“ It seems like it would be a good idea to roll my existing IRA into a 401(k). I would then like to convert the new 401(k) to a ROTH 401(k). Other than paying the taxes on the conversions, what would be the cons and pros of this strategy?”---->I guess as you can see, you, as a Sole proprietor, are eligible for an Individual(Solo) 401k provided you have no W-2 employees (other than your spouse) who work more than 1,000 hours per year. You may be able to contribute as much as $40,000 a year to this kind of plan. However, if you plan on hiring employees later, you will want to think carefully about this because you'll be required to expand this to include the employees(you will have to convert the individual plan to one that covers everyone). 2 primary advantages of the Individual 401k versus other sole proprietor retirement plans ; potentially greater retirement contributions at the same income level, therefore maximizing retirement contributions and valuable tax deductions.; therefore the Individual (Solo)401k is usually the best sole proprietor retirement plan for maximizing retirement contributions and valuable tax deductions while reducing income taxes. Another major advantage of Solo 401K is the option of a loan up to a maximum of $50,000 using your Solo 401k balance as collateral for the loan. Solo 401k loans are permitted up to 1/2 of the total balance of the 401k up to a maximum of $50,000. The proceeds from an Individual 401k loan can be used for any purpose, there are no income or credit qualifications to receive the loan and interest and principal are repaid to yourself. A loan from an Individual 401k is received tax free and penalty free. Loans are generally repaid monthly with a 5 year loan term. There are no penalties or taxes due provided loan payments are paid on time. Unlike the traditional version, the solo 401k is inexpensive to create and administer. It is entirely possible that the Solo 401 (K) plan is the best choice for entrepreneurs who work alone and without employees because of their relatively simple in nature, and are not expensive to create and manage.

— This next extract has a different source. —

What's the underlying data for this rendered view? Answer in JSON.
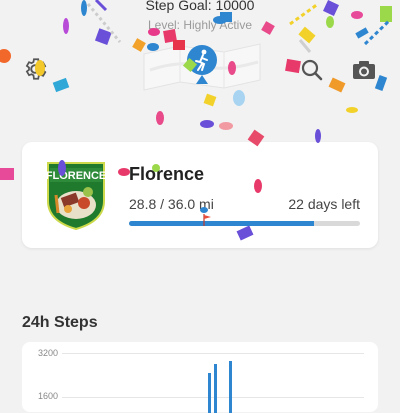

I guess R401K ,like Solo-401K, is streamlined, inexpensive and can provide great benefit. R401K often permits greater contributions for retirement than might be available under different sorts of plans. Under a Roth structure, earnings can be devoted to retirement on an after tax basis. As a counterbalance, the funds so invested grow tax free and face no additional taxation upon withdrawal. A Roth version of a solo 401k would appeal to taxpayers who anticipate that their tax rate will increase in future years,MUCH like R-IRA plan, those likely to make significant gains in their retirement accounts over time, those who desire to pass assets to their heirs tax free, and those with incomes high enough to disqualify them from Roth IRAs. This type of plan, like Solo 401K plan, is extremely easy to administer, as they necessarily have a very limited number of participants. This fact alone removes a host of normal rules and regulations that might apply. I guess you may need to contact your retirement plan planner.